Upgradability — Using RPM, you can upgrade individual components of your system without completely reinstalling. When you get a new release of an operating system based on RPM (such as Red Hat Linux), you don't need to reinstall on your machine (as you do with operating systems based on other packaging systems). RPM allows intelligent, fully-automated, in-place upgrades of your system. Configuration files in packages are preserved across upgrades, so you won't lose your customizations. No special upgrade files are needed to upgrade a package because the same RPM file is used to install and upgrade the package on your system.
Powerful Querying — RPM is designed to provide powerful querying options. You can search through your entire database for packages or just for certain files.
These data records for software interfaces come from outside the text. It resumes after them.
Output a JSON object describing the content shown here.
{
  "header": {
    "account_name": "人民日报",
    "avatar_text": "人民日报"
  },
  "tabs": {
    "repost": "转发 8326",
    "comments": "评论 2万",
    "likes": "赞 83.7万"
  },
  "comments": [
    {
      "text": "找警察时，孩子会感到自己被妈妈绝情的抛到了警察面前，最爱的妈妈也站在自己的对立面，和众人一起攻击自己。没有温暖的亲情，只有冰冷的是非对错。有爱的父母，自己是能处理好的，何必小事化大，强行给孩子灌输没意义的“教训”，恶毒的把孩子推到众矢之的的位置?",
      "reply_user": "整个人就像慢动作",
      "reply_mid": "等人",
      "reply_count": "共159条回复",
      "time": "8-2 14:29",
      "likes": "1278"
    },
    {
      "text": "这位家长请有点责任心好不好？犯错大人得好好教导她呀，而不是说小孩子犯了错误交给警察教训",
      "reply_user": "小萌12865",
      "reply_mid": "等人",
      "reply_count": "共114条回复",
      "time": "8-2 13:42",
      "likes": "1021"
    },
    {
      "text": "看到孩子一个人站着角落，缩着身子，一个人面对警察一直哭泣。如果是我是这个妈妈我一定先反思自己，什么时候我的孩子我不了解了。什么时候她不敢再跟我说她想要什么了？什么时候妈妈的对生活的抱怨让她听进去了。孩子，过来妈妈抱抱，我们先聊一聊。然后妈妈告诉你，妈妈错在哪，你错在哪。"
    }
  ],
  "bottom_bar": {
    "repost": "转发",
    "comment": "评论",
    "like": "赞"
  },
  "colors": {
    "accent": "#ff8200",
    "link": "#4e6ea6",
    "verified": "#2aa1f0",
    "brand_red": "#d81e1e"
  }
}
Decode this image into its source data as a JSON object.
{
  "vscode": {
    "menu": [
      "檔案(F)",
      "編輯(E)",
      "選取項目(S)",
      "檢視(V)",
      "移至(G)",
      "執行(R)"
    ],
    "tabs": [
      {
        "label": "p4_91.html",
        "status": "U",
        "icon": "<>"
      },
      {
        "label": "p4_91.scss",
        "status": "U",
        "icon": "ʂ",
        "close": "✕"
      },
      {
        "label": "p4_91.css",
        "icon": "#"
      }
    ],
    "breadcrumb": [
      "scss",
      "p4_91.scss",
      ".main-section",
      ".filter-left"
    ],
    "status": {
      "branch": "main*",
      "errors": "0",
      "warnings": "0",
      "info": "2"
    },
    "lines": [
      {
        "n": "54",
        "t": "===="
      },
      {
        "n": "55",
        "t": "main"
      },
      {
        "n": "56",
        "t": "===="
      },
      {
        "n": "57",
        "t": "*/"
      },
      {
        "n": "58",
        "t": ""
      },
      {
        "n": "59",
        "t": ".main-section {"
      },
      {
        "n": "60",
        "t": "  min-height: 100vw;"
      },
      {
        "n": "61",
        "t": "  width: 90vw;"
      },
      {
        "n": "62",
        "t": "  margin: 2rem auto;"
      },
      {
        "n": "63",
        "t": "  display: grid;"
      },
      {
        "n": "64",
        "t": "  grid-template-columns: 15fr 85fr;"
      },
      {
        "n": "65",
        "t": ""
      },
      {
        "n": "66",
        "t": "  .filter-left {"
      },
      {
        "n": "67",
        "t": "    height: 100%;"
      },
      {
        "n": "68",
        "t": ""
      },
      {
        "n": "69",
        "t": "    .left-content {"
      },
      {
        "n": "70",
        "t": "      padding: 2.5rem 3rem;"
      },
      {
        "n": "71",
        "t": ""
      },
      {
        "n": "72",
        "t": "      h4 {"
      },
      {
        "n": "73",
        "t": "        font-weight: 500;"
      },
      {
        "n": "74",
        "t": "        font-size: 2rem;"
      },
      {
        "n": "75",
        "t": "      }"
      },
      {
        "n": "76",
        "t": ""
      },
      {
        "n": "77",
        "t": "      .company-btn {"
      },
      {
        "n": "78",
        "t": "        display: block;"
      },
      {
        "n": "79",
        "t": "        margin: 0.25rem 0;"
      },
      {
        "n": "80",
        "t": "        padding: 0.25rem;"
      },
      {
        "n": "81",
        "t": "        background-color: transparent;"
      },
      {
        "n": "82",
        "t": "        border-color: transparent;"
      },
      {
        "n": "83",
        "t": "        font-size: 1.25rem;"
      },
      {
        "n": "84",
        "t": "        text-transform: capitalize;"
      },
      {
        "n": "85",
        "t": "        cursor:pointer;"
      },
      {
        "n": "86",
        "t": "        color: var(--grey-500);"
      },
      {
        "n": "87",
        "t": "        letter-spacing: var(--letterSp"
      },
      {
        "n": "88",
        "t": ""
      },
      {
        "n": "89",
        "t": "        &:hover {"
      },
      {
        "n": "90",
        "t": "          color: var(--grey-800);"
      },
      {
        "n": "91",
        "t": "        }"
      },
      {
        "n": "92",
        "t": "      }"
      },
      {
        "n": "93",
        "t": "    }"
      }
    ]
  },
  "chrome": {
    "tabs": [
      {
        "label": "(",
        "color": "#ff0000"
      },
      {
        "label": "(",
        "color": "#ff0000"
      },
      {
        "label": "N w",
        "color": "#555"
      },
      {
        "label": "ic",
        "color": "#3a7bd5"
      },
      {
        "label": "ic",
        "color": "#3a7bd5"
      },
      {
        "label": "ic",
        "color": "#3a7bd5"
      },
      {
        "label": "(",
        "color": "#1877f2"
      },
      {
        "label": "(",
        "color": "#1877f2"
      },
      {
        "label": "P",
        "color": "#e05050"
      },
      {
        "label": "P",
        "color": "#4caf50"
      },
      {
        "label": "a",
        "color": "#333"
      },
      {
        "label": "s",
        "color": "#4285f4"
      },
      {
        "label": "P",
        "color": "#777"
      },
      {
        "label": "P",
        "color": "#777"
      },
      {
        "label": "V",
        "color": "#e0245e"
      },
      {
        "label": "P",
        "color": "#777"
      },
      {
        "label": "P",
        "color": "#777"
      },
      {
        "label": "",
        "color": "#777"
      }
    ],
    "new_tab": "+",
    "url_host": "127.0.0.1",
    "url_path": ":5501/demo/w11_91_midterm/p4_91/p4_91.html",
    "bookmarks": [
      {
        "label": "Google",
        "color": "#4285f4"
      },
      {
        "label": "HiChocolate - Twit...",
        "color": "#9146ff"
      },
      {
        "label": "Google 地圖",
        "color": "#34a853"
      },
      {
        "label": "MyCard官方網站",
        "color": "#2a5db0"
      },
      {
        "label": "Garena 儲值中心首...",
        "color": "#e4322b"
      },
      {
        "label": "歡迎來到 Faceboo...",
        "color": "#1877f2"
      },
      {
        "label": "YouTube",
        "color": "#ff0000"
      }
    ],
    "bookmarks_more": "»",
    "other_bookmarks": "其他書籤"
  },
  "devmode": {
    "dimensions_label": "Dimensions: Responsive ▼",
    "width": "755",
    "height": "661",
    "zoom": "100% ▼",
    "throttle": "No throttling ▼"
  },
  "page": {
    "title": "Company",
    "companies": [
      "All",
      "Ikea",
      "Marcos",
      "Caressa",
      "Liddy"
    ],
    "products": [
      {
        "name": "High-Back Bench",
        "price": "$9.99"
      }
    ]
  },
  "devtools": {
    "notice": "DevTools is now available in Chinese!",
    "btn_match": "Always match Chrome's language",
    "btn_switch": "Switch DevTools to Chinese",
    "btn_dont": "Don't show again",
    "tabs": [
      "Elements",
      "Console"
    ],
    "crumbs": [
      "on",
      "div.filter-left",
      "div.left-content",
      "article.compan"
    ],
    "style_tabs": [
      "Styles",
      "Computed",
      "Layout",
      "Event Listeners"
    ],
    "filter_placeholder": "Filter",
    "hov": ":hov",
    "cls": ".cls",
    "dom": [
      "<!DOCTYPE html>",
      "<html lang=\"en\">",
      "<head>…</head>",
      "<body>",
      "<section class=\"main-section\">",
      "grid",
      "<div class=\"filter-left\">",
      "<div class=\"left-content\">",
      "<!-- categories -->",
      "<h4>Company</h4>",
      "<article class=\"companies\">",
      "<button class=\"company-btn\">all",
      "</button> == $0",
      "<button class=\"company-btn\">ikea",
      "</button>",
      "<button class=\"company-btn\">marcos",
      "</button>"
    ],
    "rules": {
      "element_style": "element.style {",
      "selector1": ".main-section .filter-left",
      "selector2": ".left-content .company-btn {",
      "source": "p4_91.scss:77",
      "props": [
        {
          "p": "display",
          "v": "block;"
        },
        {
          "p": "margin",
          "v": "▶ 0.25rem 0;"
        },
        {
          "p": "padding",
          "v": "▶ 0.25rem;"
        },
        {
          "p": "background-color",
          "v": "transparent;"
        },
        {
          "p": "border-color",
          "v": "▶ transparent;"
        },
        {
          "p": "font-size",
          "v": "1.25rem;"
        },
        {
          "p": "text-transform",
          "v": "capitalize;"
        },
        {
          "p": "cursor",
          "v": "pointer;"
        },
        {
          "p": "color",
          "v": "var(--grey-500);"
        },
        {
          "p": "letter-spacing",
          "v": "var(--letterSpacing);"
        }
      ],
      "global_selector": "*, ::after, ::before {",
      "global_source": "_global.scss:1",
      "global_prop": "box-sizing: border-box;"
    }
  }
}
You can also easily find out what package a file belongs to and from where the package came. The files an RPM package contains are in a compressed archive, with a custom binary header containing useful information about the package and its contents, allowing you to query individual packages quickly and easily.
System Verification — Another powerful feature is the ability to verify packages. If you are worried that you deleted an important file for some package, simply verify the package. You will be notified of any anomalies. At that point, you can reinstall the package if necessary. Any configuration files that you modified are preserved during reinstallation.
Pristine Sources — A crucial design goal was to allow the use of pristine software sources, as distributed by the original authors of the software. With RPM, you have the pristine sources along with any patches that were used, plus complete build instructions. This is an important advantage for several reasons.
For instance, if a new version of a program comes out, you do not necessarily have to start from scratch to get it to compile. You can look at the patch to see what you might need to do. All the compiled-in defaults, and all of the changes that were made to get the software to build properly are easily visible using this technique.
The goal of keeping sources pristine may only seem important for developers, but it results in higher quality software for end users, too.